What You Need to Know
- Three investors allege Schwab violated its fiduciary duties by overconcentrating Intelligent Portfolios accounts in cash.
- That allegedly caused the plaintiffs and other Schwab clients to lose hundreds of millions of dollars.
- Schwab disclosed in July it took a $200 million regulatory charge related to a SEC probe of the robo-advisor platform.
Charles Schwab was hit with a class-action complaint by three investors who alleged the firm violated its fiduciary duties by “wrongfully overconcentrating” clients’ Schwab Intelligent Portfolios robo-advisor accounts in cash positions that ended up costing them hundreds of millions of dollars.
The complaint, filed Friday in U.S. District Court for the Northern District of California by Lauren Marie Barbiero, Kimberly Jo Lopez and William Kenneth Lopez, alleged that Charles Schwab Investment Advisory, the subsidiary that manages the firm’s robo-advisor program, kept the plaintiffs’ and other clients’ SIP accounts “overconcentrated in cash positions.”
By doing that, Schwab “could maximize its cash sweeps income — and this caused plaintiffs and the proposed class more than half a billion dollars in damages,” the complaint alleged.
Schwab declined to comment on the complaint on Tuesday, noting it does not comment on active litigation.
The plaintiffs and other Schwab clients enrolled in the SIP program “paid hundreds of millions of dollars in unwarranted and unfair cash sweeps to Schwab and collectively missed out on over $500 million in portfolio growth since the inception” of the robo-advisor program, according to the complaint.
The plaintiffs are seeking a preliminary and permanent order of injunctive relief that will enjoin Schwab from “pursuing the acts and practices” in the complaint.

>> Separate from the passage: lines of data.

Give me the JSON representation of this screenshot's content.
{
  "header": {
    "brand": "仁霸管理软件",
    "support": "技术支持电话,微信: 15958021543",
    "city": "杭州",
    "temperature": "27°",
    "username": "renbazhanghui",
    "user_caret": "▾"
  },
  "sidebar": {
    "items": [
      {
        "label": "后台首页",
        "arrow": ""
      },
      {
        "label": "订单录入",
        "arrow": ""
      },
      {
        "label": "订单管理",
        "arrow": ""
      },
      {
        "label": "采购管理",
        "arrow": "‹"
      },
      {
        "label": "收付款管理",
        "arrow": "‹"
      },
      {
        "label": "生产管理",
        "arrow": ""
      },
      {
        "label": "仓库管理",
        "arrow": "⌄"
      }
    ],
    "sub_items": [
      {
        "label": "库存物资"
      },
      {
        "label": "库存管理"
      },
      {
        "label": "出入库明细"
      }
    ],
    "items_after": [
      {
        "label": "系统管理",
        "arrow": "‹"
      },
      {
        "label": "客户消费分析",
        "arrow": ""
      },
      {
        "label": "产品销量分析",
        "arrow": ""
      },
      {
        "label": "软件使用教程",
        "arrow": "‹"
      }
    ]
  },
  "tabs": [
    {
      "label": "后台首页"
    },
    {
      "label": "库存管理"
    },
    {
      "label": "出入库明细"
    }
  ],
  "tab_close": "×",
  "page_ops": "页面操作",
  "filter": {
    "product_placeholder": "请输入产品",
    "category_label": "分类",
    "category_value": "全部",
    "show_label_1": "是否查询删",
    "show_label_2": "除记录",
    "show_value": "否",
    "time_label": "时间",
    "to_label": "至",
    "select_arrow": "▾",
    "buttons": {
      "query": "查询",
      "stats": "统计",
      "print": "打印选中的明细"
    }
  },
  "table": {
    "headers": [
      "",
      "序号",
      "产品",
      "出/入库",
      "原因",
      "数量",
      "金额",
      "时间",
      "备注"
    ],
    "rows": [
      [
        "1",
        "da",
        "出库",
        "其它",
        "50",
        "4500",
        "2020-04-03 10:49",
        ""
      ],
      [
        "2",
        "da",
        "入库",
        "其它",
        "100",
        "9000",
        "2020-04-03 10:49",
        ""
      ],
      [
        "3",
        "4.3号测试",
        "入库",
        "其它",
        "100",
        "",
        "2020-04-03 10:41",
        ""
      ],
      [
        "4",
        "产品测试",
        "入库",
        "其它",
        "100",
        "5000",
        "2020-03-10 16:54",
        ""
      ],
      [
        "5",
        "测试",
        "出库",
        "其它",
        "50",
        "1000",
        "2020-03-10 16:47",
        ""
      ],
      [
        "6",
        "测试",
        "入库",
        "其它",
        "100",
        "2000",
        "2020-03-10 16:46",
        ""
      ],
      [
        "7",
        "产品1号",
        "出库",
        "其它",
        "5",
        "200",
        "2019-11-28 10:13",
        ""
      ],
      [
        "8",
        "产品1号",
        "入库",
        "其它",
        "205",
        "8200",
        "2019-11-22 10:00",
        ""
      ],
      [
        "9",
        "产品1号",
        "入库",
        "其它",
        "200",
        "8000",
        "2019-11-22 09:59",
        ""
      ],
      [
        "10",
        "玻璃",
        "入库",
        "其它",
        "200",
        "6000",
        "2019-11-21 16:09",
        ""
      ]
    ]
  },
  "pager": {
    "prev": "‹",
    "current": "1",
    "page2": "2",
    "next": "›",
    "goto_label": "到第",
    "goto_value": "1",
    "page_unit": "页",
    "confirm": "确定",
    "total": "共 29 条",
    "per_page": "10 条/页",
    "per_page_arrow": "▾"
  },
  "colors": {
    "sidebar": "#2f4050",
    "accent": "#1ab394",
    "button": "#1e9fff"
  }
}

They are also seeking: the “imposition of a constructive trust and an Order granting restitution, disgorgement of ill-gotten profits, and such other equitable relief as the Court deems just and proper”; actual damages; “reasonable” attorneys’ fees, other legal costs; and additional relief “as the Court may deem necessary or appropriate,” according to the complaint.
Cash Sweep Controversy
Schwab disclosed in July that it took a $200 million regulatory charge related to a Securities and Exchange Commission probe of its robo-advisor platform, representing $0.10 per share, in the second quarter.